You Don’t Have to Do Cardio to Lose Weight (But There’s a Catch) … And while it’s true that doing steady state cardio probably will help with weight loss, experts say it’s totally unnecessary if your main goal is fat loss. In fact, you can lose weight just by lifting weights. (Yes, really.

What happens if I just lift weights and no cardio?

If you’re trying to lose weight without cardio, you can still hit the gym and drop calories. All of the compound lifts stress the central nervous system and heighten your metabolic rate. The more muscle mass is built, the more calories are burned as muscle tissue burns more calories.

Is cardio everyday bad?

The bottom line.
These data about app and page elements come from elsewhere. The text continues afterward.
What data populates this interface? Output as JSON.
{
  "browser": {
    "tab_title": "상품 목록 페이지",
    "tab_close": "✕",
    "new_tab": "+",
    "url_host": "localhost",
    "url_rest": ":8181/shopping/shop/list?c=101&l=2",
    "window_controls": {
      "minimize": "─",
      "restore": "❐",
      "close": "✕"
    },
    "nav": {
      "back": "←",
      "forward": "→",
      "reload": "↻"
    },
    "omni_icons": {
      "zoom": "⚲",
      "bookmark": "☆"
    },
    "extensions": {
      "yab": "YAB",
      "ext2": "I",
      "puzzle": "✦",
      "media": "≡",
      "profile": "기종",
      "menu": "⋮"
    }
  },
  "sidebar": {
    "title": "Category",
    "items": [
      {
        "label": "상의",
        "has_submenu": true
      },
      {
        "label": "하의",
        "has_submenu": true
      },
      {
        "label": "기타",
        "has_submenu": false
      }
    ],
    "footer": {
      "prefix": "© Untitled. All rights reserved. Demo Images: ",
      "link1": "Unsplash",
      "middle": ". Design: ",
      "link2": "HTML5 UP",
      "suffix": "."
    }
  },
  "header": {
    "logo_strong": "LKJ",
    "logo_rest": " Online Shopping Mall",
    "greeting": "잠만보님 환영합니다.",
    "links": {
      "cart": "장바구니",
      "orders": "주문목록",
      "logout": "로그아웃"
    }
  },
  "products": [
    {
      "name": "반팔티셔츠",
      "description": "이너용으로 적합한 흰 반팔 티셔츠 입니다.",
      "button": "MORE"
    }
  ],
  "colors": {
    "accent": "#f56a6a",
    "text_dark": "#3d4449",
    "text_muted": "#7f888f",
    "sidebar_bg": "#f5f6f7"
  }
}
A 30-minute cardio workout is a safe activity for most people to do every day. … If you typically do more intense and longer cardio workouts, a day of rest each week may help your body recover, and also lower your risk of injury.

What are the signs of overtraining?

Lifestyle-related signs of overtraining

  • Prolonged general fatigue.
  • Increase in tension, depression, anger or confusion.
  • Inability to relax.
  • Poor-quality sleep.
  • Lack of energy, decreased motivation, moodiness.
  • Not feeling joy from things that were once enjoyable.

Is too much cardio bad for your heart?

Moreover, research found evidence that high intensity exercise can acutely increase the risk for sudden cardiac arrest or sudden cardiac death in individuals with underlying cardiac disease.